Top Historic Sights in Gudme, Denmark

Explore the historic highlights of Gudme

Broholm Castle

Broholm is a private estate and manor house, first mentioned in 1326 when owned by Absalon Jonsen Ulfeldt. From 1641, it was inherited by the Skeel and Sehested families for whom it was the seat from 1759 to 1930. The main wing with its round tower was built for Otte Skeel in 1644. In 1839, it was renovated in the Neo-Gothic style by Gustav Friedrich Hetsch. The corner tower was added in 1895 and the south wing in 1905. S ...
Founded: 1644 | Location: Gudme, Denmark

Gudme

In the Late Roman Iron Age numerous farms made up a settlement near Gudme in the south-east of Funen. In the undulating landscape near Gudme lake, around 5 km from the Great Belt coast, Gudme’s heyday began in the 3rd century AD. This is a time in which the Roman Empire’s expansion and connections to the north are clearly reflected by the many finds from the area. The settlement reached its maximum size in the ...
Founded: 200 AD | Location: Gudme, Denmark

Featured Historic Landmarks, Sites & Buildings

Historic Site of the week

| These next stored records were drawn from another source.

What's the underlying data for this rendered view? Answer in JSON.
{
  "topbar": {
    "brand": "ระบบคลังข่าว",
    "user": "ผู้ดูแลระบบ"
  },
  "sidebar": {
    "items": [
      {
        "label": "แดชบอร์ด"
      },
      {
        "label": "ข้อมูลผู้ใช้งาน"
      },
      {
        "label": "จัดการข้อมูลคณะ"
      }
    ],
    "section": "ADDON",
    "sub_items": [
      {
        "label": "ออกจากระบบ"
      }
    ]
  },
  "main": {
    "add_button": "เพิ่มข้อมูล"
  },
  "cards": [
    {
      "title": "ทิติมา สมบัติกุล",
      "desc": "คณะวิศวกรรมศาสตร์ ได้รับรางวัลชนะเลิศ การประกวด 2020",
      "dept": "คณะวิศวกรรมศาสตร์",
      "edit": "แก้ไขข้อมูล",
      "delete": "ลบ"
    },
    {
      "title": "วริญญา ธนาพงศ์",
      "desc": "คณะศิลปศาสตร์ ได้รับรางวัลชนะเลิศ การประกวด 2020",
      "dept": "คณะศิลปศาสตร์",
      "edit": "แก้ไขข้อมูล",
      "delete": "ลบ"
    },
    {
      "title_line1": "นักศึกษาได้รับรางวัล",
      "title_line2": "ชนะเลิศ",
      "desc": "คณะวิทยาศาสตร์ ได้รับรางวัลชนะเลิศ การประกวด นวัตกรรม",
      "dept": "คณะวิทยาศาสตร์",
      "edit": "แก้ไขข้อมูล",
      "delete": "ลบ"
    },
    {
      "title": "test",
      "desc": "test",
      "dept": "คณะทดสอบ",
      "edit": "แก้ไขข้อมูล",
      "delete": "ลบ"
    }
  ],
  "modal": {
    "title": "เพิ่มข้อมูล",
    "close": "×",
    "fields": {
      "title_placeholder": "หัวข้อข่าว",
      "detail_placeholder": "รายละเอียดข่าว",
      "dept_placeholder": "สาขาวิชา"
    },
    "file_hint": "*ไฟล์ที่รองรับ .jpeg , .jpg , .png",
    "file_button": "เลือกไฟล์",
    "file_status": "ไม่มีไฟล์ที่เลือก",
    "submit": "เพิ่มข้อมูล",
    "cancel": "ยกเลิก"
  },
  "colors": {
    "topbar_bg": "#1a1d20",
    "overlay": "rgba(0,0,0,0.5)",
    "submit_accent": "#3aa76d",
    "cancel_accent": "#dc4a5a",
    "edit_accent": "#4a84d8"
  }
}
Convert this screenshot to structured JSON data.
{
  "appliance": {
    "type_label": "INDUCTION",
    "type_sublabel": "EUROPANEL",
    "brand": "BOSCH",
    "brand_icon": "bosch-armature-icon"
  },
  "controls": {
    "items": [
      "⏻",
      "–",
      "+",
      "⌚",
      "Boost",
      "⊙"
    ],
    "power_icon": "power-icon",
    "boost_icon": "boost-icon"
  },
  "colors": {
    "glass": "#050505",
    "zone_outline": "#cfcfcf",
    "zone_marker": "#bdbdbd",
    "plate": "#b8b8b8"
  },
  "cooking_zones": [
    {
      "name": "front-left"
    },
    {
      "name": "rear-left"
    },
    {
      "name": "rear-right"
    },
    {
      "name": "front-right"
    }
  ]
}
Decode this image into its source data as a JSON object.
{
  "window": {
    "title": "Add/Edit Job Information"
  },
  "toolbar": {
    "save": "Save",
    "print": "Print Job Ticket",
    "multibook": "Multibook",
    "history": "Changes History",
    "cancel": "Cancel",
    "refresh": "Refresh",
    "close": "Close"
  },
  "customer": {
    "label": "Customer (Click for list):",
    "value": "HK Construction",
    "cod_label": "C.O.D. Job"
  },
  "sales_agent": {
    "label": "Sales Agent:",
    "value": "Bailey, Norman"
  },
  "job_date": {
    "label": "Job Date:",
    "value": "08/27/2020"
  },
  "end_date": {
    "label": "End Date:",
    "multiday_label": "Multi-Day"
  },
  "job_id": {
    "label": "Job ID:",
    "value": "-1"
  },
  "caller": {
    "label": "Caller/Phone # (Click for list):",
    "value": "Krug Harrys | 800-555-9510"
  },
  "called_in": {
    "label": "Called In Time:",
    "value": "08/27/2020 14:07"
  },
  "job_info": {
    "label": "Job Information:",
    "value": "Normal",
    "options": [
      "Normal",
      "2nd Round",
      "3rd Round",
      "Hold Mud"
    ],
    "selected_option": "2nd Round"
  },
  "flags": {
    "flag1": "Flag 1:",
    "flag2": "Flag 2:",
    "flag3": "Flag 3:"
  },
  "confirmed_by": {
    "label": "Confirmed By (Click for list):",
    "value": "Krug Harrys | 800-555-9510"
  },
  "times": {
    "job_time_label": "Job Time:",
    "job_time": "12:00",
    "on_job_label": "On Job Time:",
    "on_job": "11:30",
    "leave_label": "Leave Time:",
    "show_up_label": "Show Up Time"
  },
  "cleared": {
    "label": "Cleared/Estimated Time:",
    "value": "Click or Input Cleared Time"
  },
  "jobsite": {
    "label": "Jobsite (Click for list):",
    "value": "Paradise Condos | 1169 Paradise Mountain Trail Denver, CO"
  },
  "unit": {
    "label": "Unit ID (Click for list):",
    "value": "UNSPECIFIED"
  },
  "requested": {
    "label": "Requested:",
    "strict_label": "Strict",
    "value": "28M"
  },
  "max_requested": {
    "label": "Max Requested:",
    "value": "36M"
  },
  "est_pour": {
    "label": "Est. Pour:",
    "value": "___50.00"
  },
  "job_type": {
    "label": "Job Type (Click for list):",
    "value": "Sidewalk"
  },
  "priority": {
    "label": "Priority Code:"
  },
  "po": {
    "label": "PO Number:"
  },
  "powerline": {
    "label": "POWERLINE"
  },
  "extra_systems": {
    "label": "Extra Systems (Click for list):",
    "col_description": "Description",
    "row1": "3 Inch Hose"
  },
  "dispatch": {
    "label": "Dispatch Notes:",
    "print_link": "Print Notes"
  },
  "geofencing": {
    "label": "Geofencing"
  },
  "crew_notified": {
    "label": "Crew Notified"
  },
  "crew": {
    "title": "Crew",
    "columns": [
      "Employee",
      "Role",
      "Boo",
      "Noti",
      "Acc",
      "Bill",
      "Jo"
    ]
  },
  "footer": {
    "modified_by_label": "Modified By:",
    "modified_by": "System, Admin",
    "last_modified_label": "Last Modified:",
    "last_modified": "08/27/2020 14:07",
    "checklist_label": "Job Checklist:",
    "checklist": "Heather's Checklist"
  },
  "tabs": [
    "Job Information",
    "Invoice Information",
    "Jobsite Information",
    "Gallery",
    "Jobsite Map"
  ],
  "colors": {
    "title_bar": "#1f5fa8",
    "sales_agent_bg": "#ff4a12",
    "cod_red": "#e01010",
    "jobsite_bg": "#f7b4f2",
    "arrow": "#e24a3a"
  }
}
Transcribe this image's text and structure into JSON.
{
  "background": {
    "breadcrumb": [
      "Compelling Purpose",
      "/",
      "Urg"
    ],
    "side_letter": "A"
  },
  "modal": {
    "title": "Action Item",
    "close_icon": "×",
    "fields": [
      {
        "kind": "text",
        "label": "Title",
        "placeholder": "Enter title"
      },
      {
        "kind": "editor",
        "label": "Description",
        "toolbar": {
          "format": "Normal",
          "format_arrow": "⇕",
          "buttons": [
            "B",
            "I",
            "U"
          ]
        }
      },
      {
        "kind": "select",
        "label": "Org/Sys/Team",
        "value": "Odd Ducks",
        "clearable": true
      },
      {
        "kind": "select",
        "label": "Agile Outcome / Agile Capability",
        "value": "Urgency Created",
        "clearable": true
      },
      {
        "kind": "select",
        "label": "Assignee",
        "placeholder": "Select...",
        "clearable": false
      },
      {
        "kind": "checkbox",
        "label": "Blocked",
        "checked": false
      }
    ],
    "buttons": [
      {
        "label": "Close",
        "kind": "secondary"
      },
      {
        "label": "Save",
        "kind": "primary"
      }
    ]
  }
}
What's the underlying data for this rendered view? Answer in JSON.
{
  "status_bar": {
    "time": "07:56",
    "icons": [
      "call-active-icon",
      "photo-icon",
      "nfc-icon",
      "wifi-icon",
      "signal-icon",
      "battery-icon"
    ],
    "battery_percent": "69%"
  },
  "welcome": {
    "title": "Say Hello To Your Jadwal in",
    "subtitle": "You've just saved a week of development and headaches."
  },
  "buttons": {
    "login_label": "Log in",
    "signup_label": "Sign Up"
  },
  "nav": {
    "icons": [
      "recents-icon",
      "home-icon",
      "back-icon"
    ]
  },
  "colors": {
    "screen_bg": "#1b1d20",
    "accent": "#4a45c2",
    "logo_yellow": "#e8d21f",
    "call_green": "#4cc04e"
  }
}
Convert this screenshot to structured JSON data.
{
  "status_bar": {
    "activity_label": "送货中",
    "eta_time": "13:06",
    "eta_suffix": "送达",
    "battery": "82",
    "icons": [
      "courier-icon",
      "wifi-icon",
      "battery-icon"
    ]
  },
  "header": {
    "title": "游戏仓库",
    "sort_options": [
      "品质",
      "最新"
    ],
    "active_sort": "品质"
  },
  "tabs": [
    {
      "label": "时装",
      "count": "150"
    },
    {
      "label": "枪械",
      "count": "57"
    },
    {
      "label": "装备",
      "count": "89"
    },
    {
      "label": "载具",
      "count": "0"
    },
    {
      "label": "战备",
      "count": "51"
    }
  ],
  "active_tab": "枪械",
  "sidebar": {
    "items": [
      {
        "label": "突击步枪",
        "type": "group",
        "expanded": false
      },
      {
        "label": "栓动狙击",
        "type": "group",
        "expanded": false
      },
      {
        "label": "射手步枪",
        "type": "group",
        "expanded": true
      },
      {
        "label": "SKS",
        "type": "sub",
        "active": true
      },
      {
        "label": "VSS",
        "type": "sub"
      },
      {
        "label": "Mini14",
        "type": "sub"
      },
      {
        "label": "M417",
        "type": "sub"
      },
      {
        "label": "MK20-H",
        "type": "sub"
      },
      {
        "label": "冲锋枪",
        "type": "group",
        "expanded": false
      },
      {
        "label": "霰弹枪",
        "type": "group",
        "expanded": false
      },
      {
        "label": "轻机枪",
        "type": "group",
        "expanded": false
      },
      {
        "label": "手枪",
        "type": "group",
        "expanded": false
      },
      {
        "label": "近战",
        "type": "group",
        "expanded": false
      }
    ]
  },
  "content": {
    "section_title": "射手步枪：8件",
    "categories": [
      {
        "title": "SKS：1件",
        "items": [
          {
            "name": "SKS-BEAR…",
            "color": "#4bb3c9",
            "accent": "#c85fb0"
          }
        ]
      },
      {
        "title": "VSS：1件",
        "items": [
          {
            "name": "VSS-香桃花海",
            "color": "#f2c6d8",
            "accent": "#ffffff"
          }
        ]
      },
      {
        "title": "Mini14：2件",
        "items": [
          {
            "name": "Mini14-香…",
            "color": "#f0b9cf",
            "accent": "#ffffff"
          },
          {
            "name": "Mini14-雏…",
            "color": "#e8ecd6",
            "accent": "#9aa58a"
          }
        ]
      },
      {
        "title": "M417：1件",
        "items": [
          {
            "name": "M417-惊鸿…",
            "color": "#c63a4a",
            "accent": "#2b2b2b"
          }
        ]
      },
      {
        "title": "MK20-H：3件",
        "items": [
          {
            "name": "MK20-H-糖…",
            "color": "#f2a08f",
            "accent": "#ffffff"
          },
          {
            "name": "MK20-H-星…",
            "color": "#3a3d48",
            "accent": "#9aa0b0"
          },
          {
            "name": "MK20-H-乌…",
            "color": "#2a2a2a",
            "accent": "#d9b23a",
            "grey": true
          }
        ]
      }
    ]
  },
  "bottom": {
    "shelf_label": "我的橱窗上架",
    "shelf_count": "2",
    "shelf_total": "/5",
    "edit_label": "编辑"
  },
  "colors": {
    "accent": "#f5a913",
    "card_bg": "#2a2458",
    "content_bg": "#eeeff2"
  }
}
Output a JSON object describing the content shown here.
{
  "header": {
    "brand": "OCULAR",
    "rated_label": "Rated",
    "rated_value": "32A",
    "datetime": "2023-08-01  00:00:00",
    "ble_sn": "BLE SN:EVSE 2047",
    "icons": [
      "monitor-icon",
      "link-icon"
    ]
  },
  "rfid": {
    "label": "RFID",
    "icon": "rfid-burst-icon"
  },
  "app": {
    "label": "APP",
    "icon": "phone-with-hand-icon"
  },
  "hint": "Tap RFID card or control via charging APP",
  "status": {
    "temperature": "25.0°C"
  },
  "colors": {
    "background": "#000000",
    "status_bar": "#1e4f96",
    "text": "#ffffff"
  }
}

Abbey of Saint-Étienne

The Abbey of Saint-Etienne, also known as Abbaye aux Hommes ('Men"s Abbey'), is a former monastery dedicated to Saint Stephen (Saint Étienne). It is considered, along with the neighbouring Abbaye aux Dames ('Ladies" Abbey'), to be one of the most notable Romanesque buildings in Normandy. Like all the major abbeys in Normandy, it was Benedictine.

Lanfranc, before being an Archbishop of Canterbury, was abbot of Saint-Etienne. Built in Caen stone during the 11th century, the two semi-completed churches stood for many decades in competition. An important feature added to both churches in about 1120 was the ribbed vault, used for the first time in France. The two abbey churches are considered forerunners of the Gothic architecture. The original Romanesque apse was replaced in 1166 by an early Gothic chevet, complete with rosette windows and flying buttresses. Nine towers and spires were added in the 13th century. The interior vaulting shows a similar progression, beginning with early sexpartite vaulting (using circular ribs) in the nave and progressing to quadipartite vaults (using pointed ribs) in the sanctuary.

The two monasteries were finally donated by William the Conqueror and his wife, Matilda of Flanders, as penalty for their marriage against the Pope"s ruling. William was buried here; Matilda was buried in the Abbaye aux Dames. Unfortunately William"s original tombstone of black marble, the same kind as Matilda"s in the Abbaye aux Dames, was destroyed by the Calvinist iconoclasts in the 16th century and his bones scattered.

As a consequence of the Wars of Religion, the high lantern tower in the middle of the church collapsed and was never rebuilt. The Benedictine abbey was suppressed during the French Revolution and the abbey church became a parish church. From 1804 to 1961, the abbey buildings accommodated a prestigious high school, the Lycée Malherbe. During the Normandy Landings in 1944, inhabitants of Caen found refuge in the church; on the rooftop there was a red cross, made with blood on a sheet, to show that it was a hospital (to avoid bombings).